But why isn’t this our top choice? To get the most out of this turntable I’d recommend upgrading the platter to an acrylic platter and pairing it with Pro-Ject’s Speed Box (that would run you an extra $200 or more). It’s also likely that, unless you already have an audiophile receiver and audiophile speakers, you won’t be able tell a difference between this and the Primary or Orbit Plus. And, even if you did have all of that, it’s easy to imagine some preferring the sound of the Orbit Plus/Orbit Special. Thus, in light of the $300 price difference, I think the Orbit Plus/Orbit Special is a better option for most people. Still, this is a mighty fine turntable.
It’s available in a variety of colors from Amazon for $399.
The AT-LP120 is a nice little turntable that often often gets the nod from a number of sites as a great turntable for casual listening. Indeed, it’s a turntable we’ve recommended in the past. Like the Orbit Plus it includes a selectable built-in preamp but unlike the Orbit Plus it offers a USB port to connect it to your computer to rip your records into digital format.
In my experience, the USB port never proves to be as exciting as it sounds on paper though. First of all, the vast majority or new records include an MP3 download of the album, rendering this feature unnecessary. Similarly, I’ve known a number of people who selected this turntable specifically for that feature but I don’t know anyone who actually uses it to rip vinyl to digital format.
With all of that said, all the kind things we’ve said about it in the past stand true (tl;dr: it’s an excellent turntable for it’s price range). Nonetheless, they’ve raised the price by about $50 over the last couple of years while their competition keeps improving the price and quality of their turntables.
Ultimately, it’s a fine choice – particularly for someone interested in the USB port included in it – but personally I’d rather spend my money on the more stylish and functional Orbit Plus or Pro-Ject Primary.
You can get one for $300 at Amazon.
This is our choice for a true budget turntable. It’s a fully automatic turntable, available in silver or black, and offers a built-in preamp.
It’s not the flashiest option on the market naturally but it significantly outclasses every other turntable I’ve tried in the under $100 price range. You’ll get good sound reproduction and won’t tear up your records.
6) Gramovox Floating Record Vertical Turntable
The Floating Record Vertical Turntable by Gramovox is certainly a unique piece of equipment. As the name implies, it’s notable for it’s upright plinth that allows you to truly display your vinyl records as art while they play.
If it seems a bit like a gimmick to make it stand out from it’s competition, that’s because it is, but that doesn’t mean it’s a bad product. In fact, we were very pleasantly surprised by the quality of the audio reproduction. It produces warm, clean audio that – although not quite to the same level as some of our top choices above – doesn’t fall far behind the competition either (although there are some notable speed issues). And, of course, the vertical display is very satisfying – a nice conversation piece.

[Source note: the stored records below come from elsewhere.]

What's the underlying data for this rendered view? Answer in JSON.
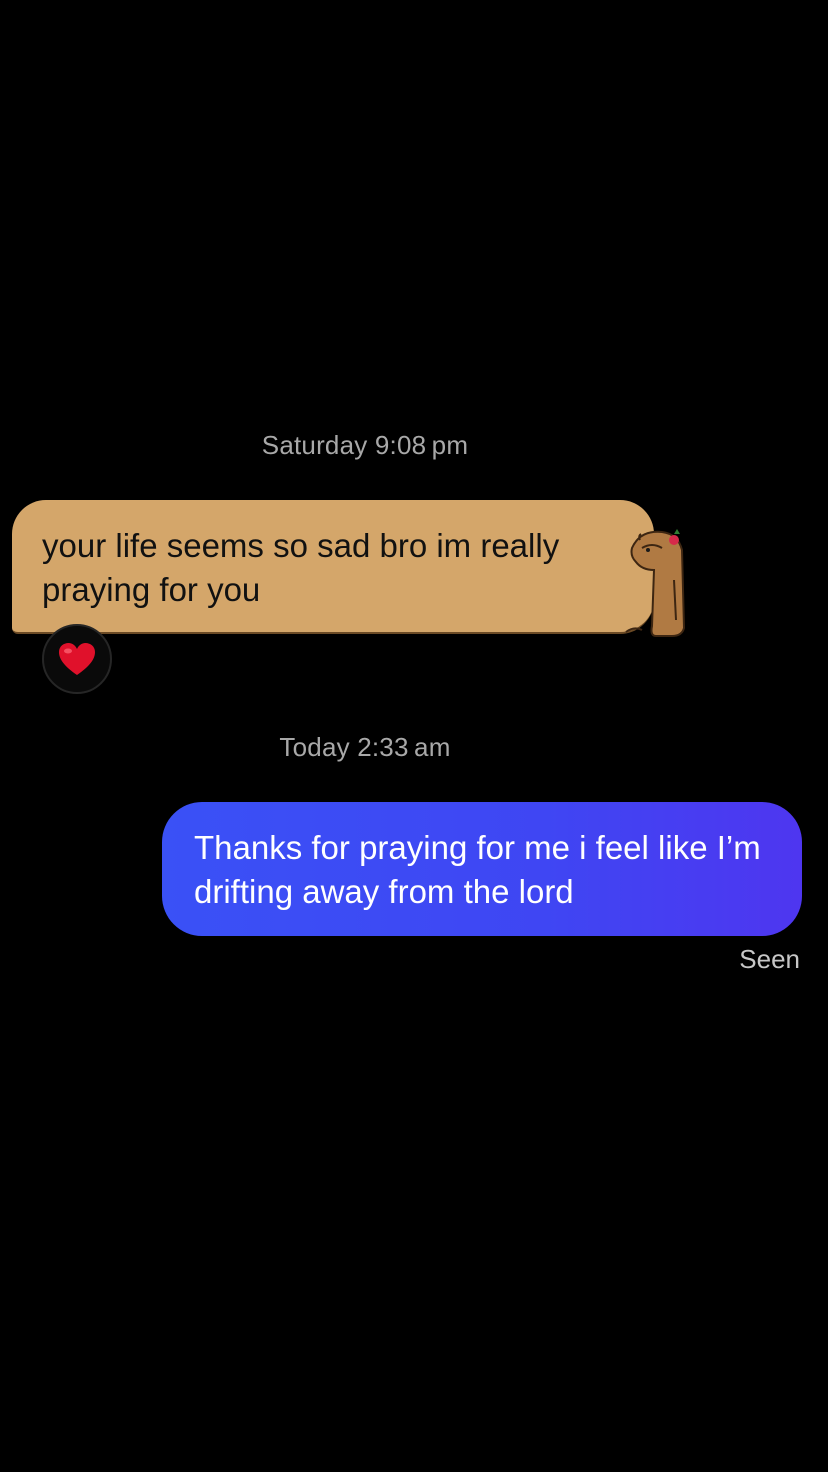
{
  "conversation": {
    "timestamps": [
      "Saturday 9:08 pm",
      "Today 2:33 am"
    ],
    "incoming_message": {
      "text": "your life seems so sad bro im really praying for you",
      "reaction": "❤️",
      "bubble_color": "#d4a66a",
      "sticker": "capybara-icon"
    },
    "outgoing_message": {
      "text": "Thanks for praying for me i feel like I’m drifting away from the lord",
      "bubble_color": "#3f46f3"
    },
    "status": "Seen"
  }
}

Although it’s the most expensive turntable on our list at $550, it’s also the only record player on this list that includes built in speakers (which can be bypassed) – making it ready to play straight out of the box. The speakers aren’t anything to brag about but they’re a nice little addition that makes this a versatile option for someone just starting out.
Ultimately, though, most of the other turntables on this list will offer better sound reproduction for several hundred dollars cheaper.
It’s available to purchase directly from Gramovox.